Tropical cyclones have enormous impact on life and property around the world. These storms can destroy cities, economies and even armies. However, our ability to understand the strengths or even just to count the numbers of storms that have occurred globally or even in each ocean basin is limited by deficits in the historical data. For instance, there are studies in published literature that suggest that typhoon activity is both increasing and decreasing in the western Pacific Ocean. Clearly both cannot be true!
Changing personnel, forecasting procedures, technological innovation and the introduction of new types of satellite data have created a record of past tropical storm information that is heterogeneous – that is, non-uniform. So looking at how the climatology or history of storms has changed over time is quite difficult and riddled with assumptions.
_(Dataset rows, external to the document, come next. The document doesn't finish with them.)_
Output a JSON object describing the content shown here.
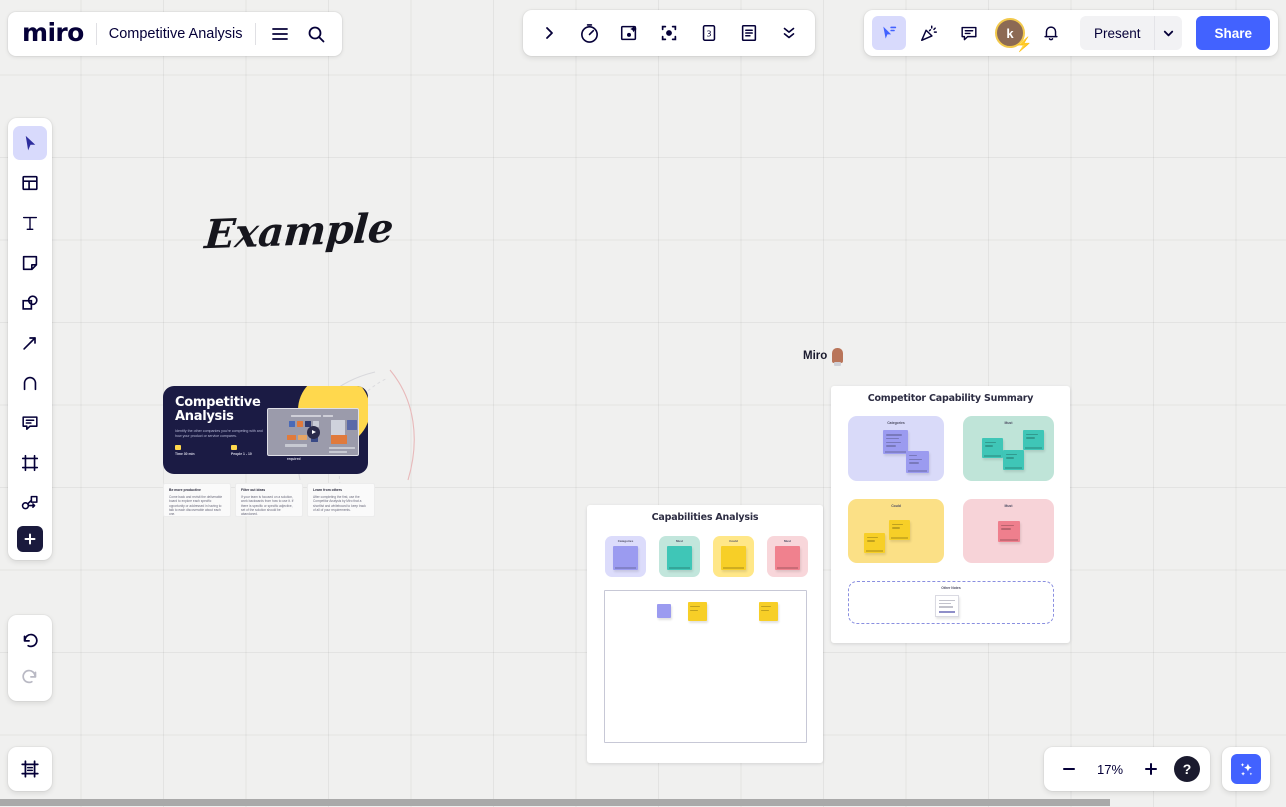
{
  "app": {
    "logo_text": "miro",
    "board_title": "Competitive Analysis"
  },
  "topbar_left": {
    "menu_icon": "hamburger-menu-icon",
    "search_icon": "search-icon"
  },
  "topbar_center": {
    "items": [
      {
        "name": "expand-toolbar-chevron-icon",
        "label": ""
      },
      {
        "name": "timer-icon",
        "label": ""
      },
      {
        "name": "screenshot-icon",
        "label": ""
      },
      {
        "name": "focus-mode-icon",
        "label": ""
      },
      {
        "name": "voting-icon",
        "label": ""
      },
      {
        "name": "notes-icon",
        "label": ""
      },
      {
        "name": "more-tools-chevron-icon",
        "label": ""
      }
    ]
  },
  "topbar_right": {
    "cursor_tool_label": "",
    "celebrate_label": "",
    "comments_label": "",
    "avatar_initial": "k",
    "notifications_label": "",
    "present_label": "Present",
    "present_caret_label": "",
    "share_label": "Share",
    "accent_color": "#4262ff"
  },
  "left_rail": {
    "tools": [
      {
        "name": "select-tool",
        "icon": "cursor-icon",
        "active": true
      },
      {
        "name": "templates-tool",
        "icon": "template-icon",
        "active": false
      },
      {
        "name": "text-tool",
        "icon": "text-icon",
        "active": false
      },
      {
        "name": "sticky-note-tool",
        "icon": "sticky-note-icon",
        "active": false
      },
      {
        "name": "shapes-tool",
        "icon": "shapes-icon",
        "active": false
      },
      {
        "name": "connection-line-tool",
        "icon": "arrow-icon",
        "active": false
      },
      {
        "name": "pen-tool",
        "icon": "pen-icon",
        "active": false
      },
      {
        "name": "comment-tool",
        "icon": "comment-icon",
        "active": false
      },
      {
        "name": "frame-tool",
        "icon": "frame-icon",
        "active": false
      },
      {
        "name": "diagram-tool",
        "icon": "diagram-icon",
        "active": false
      },
      {
        "name": "more-apps-tool",
        "icon": "plus-icon",
        "active": false
      }
    ],
    "history": [
      {
        "name": "undo-button",
        "icon": "undo-icon",
        "disabled": false
      },
      {
        "name": "redo-button",
        "icon": "redo-icon",
        "disabled": true
      }
    ]
  },
  "bottom_left": {
    "frames_panel_icon": "frames-panel-icon"
  },
  "zoom_controls": {
    "zoom_out_label": "−",
    "zoom_level": "17%",
    "zoom_in_label": "+",
    "help_label": "?",
    "ai_icon": "sparkles-icon"
  },
  "canvas": {
    "background_color": "#f0f0ef",
    "grid_color": "#e3e3e2",
    "example_label": "Example"
  },
  "collaborator": {
    "name": "Miro",
    "cursor_color": "#b9755a"
  },
  "competitive_analysis_card": {
    "title": "Competitive Analysis",
    "subtitle": "Identify the other companies you're competing with and how your product or service compares.",
    "meta": [
      {
        "chip_color": "#ffd84d",
        "label": "Time 30 min"
      },
      {
        "chip_color": "#ffd84d",
        "label": "People 1 - 10"
      },
      {
        "chip_color": "#e8e8f2",
        "label": "Facilitation experience none required"
      }
    ]
  },
  "info_cards": [
    {
      "heading": "Be more productive",
      "body": "Come back and revisit the deliverable board to explore each specific opportunity or addressed in having to talk to each discoverable about each one."
    },
    {
      "heading": "Filter out ideas",
      "body": "If your team is focused on a solution, work backwards from how to use it. If there is specific or specific adjective, set of the solution should be abandoned."
    },
    {
      "heading": "Learn from others",
      "body": "After completing the first, use the Competitor Analysis by Miro that a shortlist and whiteboard to keep track of all of your requirements.",
      "link_text": "Competitor Analysis"
    }
  ],
  "frames": [
    {
      "name": "capabilities-analysis-frame",
      "title": "Capabilities Analysis",
      "tiles": [
        {
          "label": "Categories",
          "tile_color": "#dcdcfb",
          "note_color": "#9b9bf0"
        },
        {
          "label": "Must",
          "tile_color": "#c2e6dc",
          "note_color": "#3fc6b7"
        },
        {
          "label": "Could",
          "tile_color": "#ffe788",
          "note_color": "#f7cf27"
        },
        {
          "label": "Must",
          "tile_color": "#f8d6da",
          "note_color": "#f0818e"
        }
      ],
      "inner_notes": [
        {
          "color": "#9b9bf0",
          "has_text": false
        },
        {
          "color": "#f7cf27",
          "has_text": true
        },
        {
          "color": "#f7cf27",
          "has_text": true
        }
      ]
    },
    {
      "name": "competitor-capability-summary-frame",
      "title": "Competitor Capability Summary",
      "zones": [
        {
          "label": "Categories",
          "zone_color": "#d9daf9",
          "notes": [
            {
              "color": "#9b9bf0"
            },
            {
              "color": "#9b9bf0"
            }
          ]
        },
        {
          "label": "Must",
          "zone_color": "#bfe4d8",
          "notes": [
            {
              "color": "#3fc6b7"
            },
            {
              "color": "#3fc6b7"
            },
            {
              "color": "#3fc6b7"
            }
          ]
        },
        {
          "label": "Could",
          "zone_color": "#fbe086",
          "notes": [
            {
              "color": "#f7cf27"
            },
            {
              "color": "#f7cf27"
            }
          ]
        },
        {
          "label": "Must",
          "zone_color": "#f7d3d8",
          "notes": [
            {
              "color": "#ef7f8d"
            }
          ]
        }
      ],
      "footer": {
        "label": "Other Notes",
        "note_text": "Competitive Analysis workflow capability summary"
      }
    }
  ]
}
For example, researchers interested in the number of tropical cyclones that have occurred each year throughout history have to make decisions about what years to begin or end their studies – the “period of record.” This choice can influence the results substantially. One possible choice is to choose a starting date as of when all recordkeeping began, say, 1851, ending in the present. This very long record would have a greater number of storms included but the data quality may not be as good as if the researcher made a different choice and started in the 1980’s satellite era. This alternative choice, limiting their years of interest to the time period when the entire globe has satellite observations would influence the number of storms included in the study. Before satellites, how would anyone know if a storm existed if it did not, in some way, impact humanity? Neither choice is “incorrect” but the assumption that is made clearly affects the results.
Looking at the history of one storm at a time, even fairly recent storms have discrepancies in their historical records. For example, four forecast agencies were responsible for tracking Typhoon Yvette in 1992 – the Joint Typhoon Warning Center (US Navy), the Japan Meteorological Agency, the China Meteorological Administration, and the Hong Kong Observatory. These agencies have different methods and procedures for estimating the wind speed in tropical cyclones. The differences can be quite large. As shown in the graph below, on October 13th, 1992, the Joint Typhoon Warning Center estimated Yvette’s winds to be 155 knots while The Hong Kong Observatory estimated only 90 knots. This would be the difference between a Category 2 and Category 5 tropical cyclone on the Saffir-Simpson Hurricane Scale used in the United States. It isn’t clear what the best answer is for Yvette.
Using group consensus, citizen scientists making storm strength estimates in CycloneCenter.org can help clear up this confusion. By participating in this endeavor, you and other citizen scientists are analyzing the satellite images through a process similar to the Dvorak Technique used by meteorologists, thereby providing a more consistent record of tropical cyclone strength. Your choices as you classify storms – your very mouse clicks – will lead to a better understanding of tropical cyclones. You never know, the statistics from the decision process you use to classify storms could even lead to further refinement of the intensity estimation process meteorologists use as well!